By Elizabeth Ross, writer of The Christian Science Monitor
The Christian Science Monitor
NINETY-degree spring temperatures have only added to the political heat of a tightly contested special congressional election here in western Massachusetts.
Two ideological opposites - liberal Democrat John Olver and conservative Republican Steven Pierce - are sweating out the last few days of the race to succeed the late United States Rep. Silvio Conte (R). Tuesday's election will be held in the state's First Congressional District.

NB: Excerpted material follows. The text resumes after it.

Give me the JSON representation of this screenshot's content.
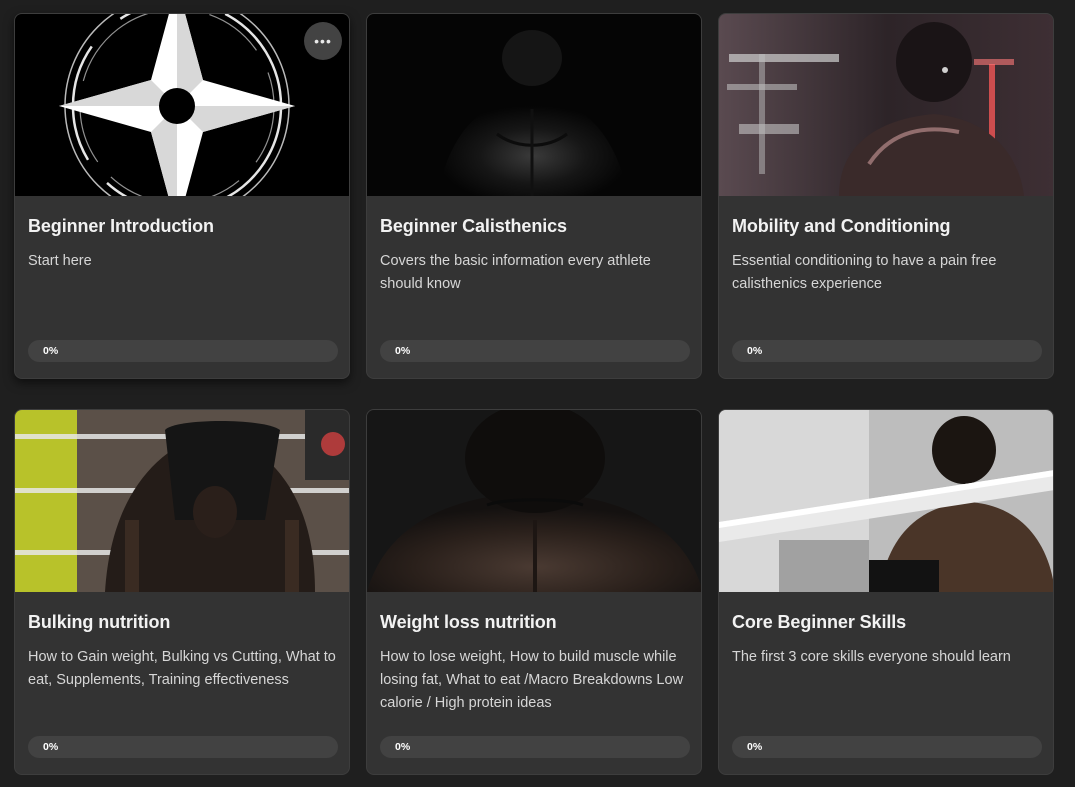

"You've got two classic vehicles here. You've got a classic liberal and a classic conservative," says Lou DiNatale, senior fellow at the McCormack Institute of Public Affairs at the University of Massachusetts in Boston.
The distinctions are sharp: Mr. Pierce, a former minority leader in the State House of Representatives, blames his opponent for the liberal "tax and spend" policies that he says led to the state's current fiscal crisis. Olver is pro-choice
State Sen. John Olver, on the other hand, cites his pro-choice position on abortion and strong voting record on funding social programs. He says his opponent is "out of touch" with the voters.
Pierce has focused his campaign on his fiscal conservatism, with high priority on providing jobs and keeping taxes down. "I was brought up to understand you can't spend what you don't have," he said in a recent debate. Western Massachusetts has been hard hit by the recession, he says, with unemployment as high as 15 percent in some areas.
The former state congressman from Westfield served 12 years in the Massachusetts House, the last three as minority leader. After an unsuccessful run for governor last fall, he was appointed as the state secretary of communities and development early this year but resigned to run for Congress.
Senator Olver, whose home is in Amherst, is a former college professor who has served as a state senator since 1972. He is chairman of the Joint Committee on Taxation and a member of the Senate Ways and Means committee. He has supported the same social service and education programs as the moderate Republican Conte.
"I want to invest in people again, in housing, in education, in health care. I want to defend our civil rights, and a woman's right to choose," Olver says.
Pierce has the advantage of Washington connections. Last week, President Bush made a campaign appearance with him in Boston. Silvio Conte's wife, Corinne, and US Sen. Robert Dole (R) of Kansas are also campaigning for Pierce. …